_THE TASK_: Your task is to return all of the records exactly, minus any images.

BEGIN INPUT RECORDS

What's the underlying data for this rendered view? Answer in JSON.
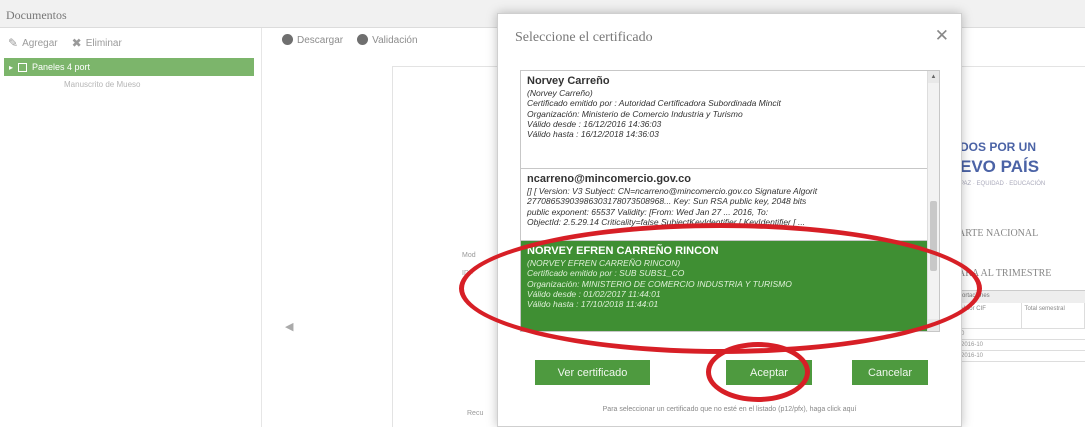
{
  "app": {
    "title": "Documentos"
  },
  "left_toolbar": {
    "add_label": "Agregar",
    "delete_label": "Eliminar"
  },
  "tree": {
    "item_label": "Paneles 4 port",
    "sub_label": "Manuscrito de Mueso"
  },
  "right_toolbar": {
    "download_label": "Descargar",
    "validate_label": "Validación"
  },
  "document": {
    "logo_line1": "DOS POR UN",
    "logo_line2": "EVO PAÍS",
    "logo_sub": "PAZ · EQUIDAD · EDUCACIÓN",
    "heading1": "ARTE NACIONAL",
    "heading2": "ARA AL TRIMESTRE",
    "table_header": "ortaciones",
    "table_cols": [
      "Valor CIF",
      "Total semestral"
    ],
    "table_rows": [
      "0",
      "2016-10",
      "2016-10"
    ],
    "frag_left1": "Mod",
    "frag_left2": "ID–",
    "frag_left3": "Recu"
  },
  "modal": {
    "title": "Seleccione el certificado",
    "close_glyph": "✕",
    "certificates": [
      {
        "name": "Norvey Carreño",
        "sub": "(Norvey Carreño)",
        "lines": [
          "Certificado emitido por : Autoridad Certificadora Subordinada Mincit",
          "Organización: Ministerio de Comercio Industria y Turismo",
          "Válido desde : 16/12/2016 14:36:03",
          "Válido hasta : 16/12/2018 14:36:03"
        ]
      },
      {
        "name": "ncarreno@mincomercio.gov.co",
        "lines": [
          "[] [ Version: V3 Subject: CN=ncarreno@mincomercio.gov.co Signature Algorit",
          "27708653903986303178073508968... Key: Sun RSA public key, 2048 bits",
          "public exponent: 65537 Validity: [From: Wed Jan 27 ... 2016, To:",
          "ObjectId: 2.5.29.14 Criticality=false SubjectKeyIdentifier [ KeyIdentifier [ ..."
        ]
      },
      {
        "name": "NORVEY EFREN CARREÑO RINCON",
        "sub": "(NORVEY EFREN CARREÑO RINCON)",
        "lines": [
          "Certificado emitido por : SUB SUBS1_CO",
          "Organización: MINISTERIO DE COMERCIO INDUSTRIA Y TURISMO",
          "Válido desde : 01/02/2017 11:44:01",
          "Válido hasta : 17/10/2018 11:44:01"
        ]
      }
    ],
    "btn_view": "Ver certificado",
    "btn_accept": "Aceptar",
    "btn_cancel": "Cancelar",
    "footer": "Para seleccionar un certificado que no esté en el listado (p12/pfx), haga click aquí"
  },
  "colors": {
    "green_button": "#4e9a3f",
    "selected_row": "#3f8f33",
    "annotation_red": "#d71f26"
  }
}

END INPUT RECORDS

_SOLUTION FOR THIS PROBLEM_:
What's the underlying data for this rendered view? Answer in JSON.
{
  "app": {
    "title": "Documentos"
  },
  "left_toolbar": {
    "add_label": "Agregar",
    "delete_label": "Eliminar"
  },
  "tree": {
    "item_label": "Paneles 4 port",
    "sub_label": "Manuscrito de Mueso"
  },
  "right_toolbar": {
    "download_label": "Descargar",
    "validate_label": "Validación"
  },
  "document": {
    "logo_line1": "DOS POR UN",
    "logo_line2": "EVO PAÍS",
    "logo_sub": "PAZ · EQUIDAD · EDUCACIÓN",
    "heading1": "ARTE NACIONAL",
    "heading2": "ARA AL TRIMESTRE",
    "table_header": "ortaciones",
    "table_cols": [
      "Valor CIF",
      "Total semestral"
    ],
    "table_rows": [
      "0",
      "2016-10",
      "2016-10"
    ],
    "frag_left1": "Mod",
    "frag_left2": "ID–",
    "frag_left3": "Recu"
  },
  "modal": {
    "title": "Seleccione el certificado",
    "close_glyph": "✕",
    "certificates": [
      {
        "name": "Norvey Carreño",
        "sub": "(Norvey Carreño)",
        "lines": [
          "Certificado emitido por : Autoridad Certificadora Subordinada Mincit",
          "Organización: Ministerio de Comercio Industria y Turismo",
          "Válido desde : 16/12/2016 14:36:03",
          "Válido hasta : 16/12/2018 14:36:03"
        ]
      },
      {
        "name": "ncarreno@mincomercio.gov.co",
        "lines": [
          "[] [ Version: V3 Subject: CN=ncarreno@mincomercio.gov.co Signature Algorit",
          "27708653903986303178073508968... Key: Sun RSA public key, 2048 bits",
          "public exponent: 65537 Validity: [From: Wed Jan 27 ... 2016, To:",
          "ObjectId: 2.5.29.14 Criticality=false SubjectKeyIdentifier [ KeyIdentifier [ ..."
        ]
      },
      {
        "name": "NORVEY EFREN CARREÑO RINCON",
        "sub": "(NORVEY EFREN CARREÑO RINCON)",
        "lines": [
          "Certificado emitido por : SUB SUBS1_CO",
          "Organización: MINISTERIO DE COMERCIO INDUSTRIA Y TURISMO",
          "Válido desde : 01/02/2017 11:44:01",
          "Válido hasta : 17/10/2018 11:44:01"
        ]
      }
    ],
    "btn_view": "Ver certificado",
    "btn_accept": "Aceptar",
    "btn_cancel": "Cancelar",
    "footer": "Para seleccionar un certificado que no esté en el listado (p12/pfx), haga click aquí"
  },
  "colors": {
    "green_button": "#4e9a3f",
    "selected_row": "#3f8f33",
    "annotation_red": "#d71f26"
  }
}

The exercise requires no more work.